All About Abdominal Aortic Aneurysms

Abdominal aortic aneurysms (AAA) are common, with about 200,000 diagnosed cases in the US each year. An AAA is an enlarged area in the lower section of the aorta. The aorta is a major blood vessel, running from the heart through the abdomen. 

When abdominal aortic aneurysms rupture, it can be life-threatening. In fact, according to the Society for Vascular Surgery, ‘a ruptured AAA is the 15th leading cause of death in the country, and the 10th leading cause of death in men older than 55.’

AAAs run in families; patients are twelve times more likely to develop one if a first-degree relative has had one. Other factors that put you more at risk for developing this condition include the following:

  • Men aged 60+
  • Smoker
  • Caucasian


The majority of abdominal aortic aneurysms don’t cause any symptoms and are found while the patient is being evaluated for another condition. For those that do show symptoms, the following are common:

  • Deep, persistent pain in the abdomen or on the side of the abdomen
  • Back pain
  • A pulse near the belly button


The physicians at Vascular & Vein Institute of Siouxland use several methods to diagnose abdominal aortic aneurysms.

  • Abdominal ultrasound – A painless imaging test to screen for or measure the size of an AAA
  • Computed tomographic angiogram – An x-ray that allows your physician to determine the size and location of the aneurysm


The physicians at Vascular & Vein Institute of Siouxland will determine treatment methods on a case-by-case basis, often by the size of the AAA. For small AAAs, your physician may recommend ultrasound tests every 6-12 months, and certain lifestyle changes like daily exercise or quitting smoking.

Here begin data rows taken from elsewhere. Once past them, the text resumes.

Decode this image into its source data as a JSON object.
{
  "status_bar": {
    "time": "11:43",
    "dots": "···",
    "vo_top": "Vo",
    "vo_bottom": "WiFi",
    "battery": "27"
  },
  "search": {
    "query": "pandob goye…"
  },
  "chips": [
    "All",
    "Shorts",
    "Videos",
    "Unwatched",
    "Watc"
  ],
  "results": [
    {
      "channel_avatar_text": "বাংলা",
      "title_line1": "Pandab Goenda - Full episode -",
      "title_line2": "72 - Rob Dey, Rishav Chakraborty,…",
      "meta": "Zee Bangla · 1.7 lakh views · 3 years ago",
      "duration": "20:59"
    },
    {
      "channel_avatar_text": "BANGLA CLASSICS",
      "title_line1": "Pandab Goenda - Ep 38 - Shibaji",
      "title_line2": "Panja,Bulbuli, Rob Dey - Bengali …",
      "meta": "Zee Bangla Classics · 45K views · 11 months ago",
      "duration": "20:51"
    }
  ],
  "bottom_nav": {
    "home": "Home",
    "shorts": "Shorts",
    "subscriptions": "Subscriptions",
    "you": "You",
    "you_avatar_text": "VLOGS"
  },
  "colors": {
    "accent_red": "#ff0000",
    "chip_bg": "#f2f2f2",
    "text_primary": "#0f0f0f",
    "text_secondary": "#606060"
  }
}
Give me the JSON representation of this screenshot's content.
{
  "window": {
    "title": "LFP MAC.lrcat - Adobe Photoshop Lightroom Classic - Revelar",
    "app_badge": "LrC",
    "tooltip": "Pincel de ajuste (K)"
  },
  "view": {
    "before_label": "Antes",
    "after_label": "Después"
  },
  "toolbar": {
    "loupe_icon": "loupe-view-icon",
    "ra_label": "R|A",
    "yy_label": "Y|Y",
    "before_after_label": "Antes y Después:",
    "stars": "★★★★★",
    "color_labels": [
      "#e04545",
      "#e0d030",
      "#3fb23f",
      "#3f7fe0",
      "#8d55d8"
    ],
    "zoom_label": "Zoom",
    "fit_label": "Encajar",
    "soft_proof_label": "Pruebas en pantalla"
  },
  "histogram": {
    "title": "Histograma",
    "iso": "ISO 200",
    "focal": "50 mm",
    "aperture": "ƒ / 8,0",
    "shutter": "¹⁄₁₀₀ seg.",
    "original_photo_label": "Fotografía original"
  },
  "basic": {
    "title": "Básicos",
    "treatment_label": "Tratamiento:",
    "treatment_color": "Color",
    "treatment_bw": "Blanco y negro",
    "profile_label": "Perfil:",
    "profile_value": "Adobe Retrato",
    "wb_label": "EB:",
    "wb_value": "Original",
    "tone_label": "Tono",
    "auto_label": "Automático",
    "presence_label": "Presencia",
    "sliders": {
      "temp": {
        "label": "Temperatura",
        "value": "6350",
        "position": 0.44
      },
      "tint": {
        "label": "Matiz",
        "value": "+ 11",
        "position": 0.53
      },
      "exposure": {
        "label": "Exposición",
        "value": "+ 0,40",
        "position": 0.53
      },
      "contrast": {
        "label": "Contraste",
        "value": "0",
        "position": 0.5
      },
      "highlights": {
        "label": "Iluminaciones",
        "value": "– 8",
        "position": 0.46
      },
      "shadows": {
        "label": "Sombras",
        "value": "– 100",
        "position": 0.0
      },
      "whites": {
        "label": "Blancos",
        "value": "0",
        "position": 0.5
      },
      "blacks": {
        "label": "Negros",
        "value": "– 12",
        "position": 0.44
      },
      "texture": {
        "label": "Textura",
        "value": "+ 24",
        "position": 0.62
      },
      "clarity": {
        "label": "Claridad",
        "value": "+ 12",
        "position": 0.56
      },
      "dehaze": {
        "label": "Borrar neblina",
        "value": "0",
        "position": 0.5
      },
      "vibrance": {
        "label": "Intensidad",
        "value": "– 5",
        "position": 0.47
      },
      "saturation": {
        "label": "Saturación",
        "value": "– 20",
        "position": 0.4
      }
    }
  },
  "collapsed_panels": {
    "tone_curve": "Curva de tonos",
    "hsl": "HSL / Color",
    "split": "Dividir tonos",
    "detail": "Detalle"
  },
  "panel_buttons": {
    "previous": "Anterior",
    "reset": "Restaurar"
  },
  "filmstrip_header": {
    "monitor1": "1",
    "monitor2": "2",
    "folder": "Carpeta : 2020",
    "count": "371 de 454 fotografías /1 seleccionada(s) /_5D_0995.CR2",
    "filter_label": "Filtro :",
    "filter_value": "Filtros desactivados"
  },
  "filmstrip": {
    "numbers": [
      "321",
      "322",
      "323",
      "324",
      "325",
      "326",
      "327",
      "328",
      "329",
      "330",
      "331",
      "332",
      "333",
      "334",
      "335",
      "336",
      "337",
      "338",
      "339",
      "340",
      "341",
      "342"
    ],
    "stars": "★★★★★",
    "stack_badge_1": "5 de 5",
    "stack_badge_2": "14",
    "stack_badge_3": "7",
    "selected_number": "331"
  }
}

For larger AAAs or ones that are growing rapidly, your physician may recommend a minimally invasive procedure. Endovascular aneurysm repair uses x-ray imaging and a catheter to reinforce the artery walls and exclude the aneurysm. This technique requires significantly less recovery time than open surgery.

National Women’s Health Week: Take Charge of Your Health

It’s National Women’s Health Week this week! This health initiative was put into place by the U.S. Department of Health and Human Services’ Office on Women’s Health to serve ‘as a reminder for women to make their health a priority and build positive health habits for life.’ 

While each woman takes charge of their health in different ways, some methods to do so include the following:

  • Yearly checkups
  • Preventive screenings
  • Vaccines
  • Active lifestyle
  • Healthy eating

The physicians at Vascular & Vein Institute of Siouxland specialize in treating many conditions, some of which affect more women than men. Keep reading to learn more about uterine fibroids and varicose veins.

Uterine Fibroids

Uterine fibroids are common, with more than 200,000 new cases in the US each year. According to the Society of Interventional Radiology, 20-40% of women age 35 and older have fibroids of significant size.

Uterine fibroids are noncancerous growths that occur in the muscle cells of the uterus. These fibroids don’t spread to other areas of the body, typically aren’t dangerous, and often appear during childbearing years. Below are common symptoms experienced by patients with uterine fibroids:

  • Pelvic pressure or pain
  • Heavy menstrual bleeding
  • Menstrual periods that last more than a week
  • Severe cramps
  • Pain during or following intercourse
  • Abdominal enlargement
  • Pain down the back of one or both legs
  • Difficulty completely emptying bladder
  • Frequent urination
  • Constipation

Learn more about uterine fibroids and their treatment options on our blog Uterine Fibroids: What You Need to Know.

Varicose Veins

In the US, 23% of the population are affected by varicose veins. While for many of those people varicose veins are primarily a cosmetic concern, for other more severe cases varicose veins cause discomfort and lead to more serious problems.

Varicose veins are large, twisted veins that appear most often in the legs and feet. They are the result of weak or damaged valves in the veins of your legs that are unable to efficiently pump the blood to the rest of your body. These valves allow the blood to flow backward and pool in the veins, causing them to enlarge and twist. Common symptoms of varicose veins include the following:

  • Enlarged, dark purple or blue veins
  • Swelling
  • Aching pain or heaviness in one or both legs
  • Itching near affected veins
  • Muscle cramps

Learn more about varicose veins and a popular treatment method on our blog Treating Varicose Veins with VenaSeal™.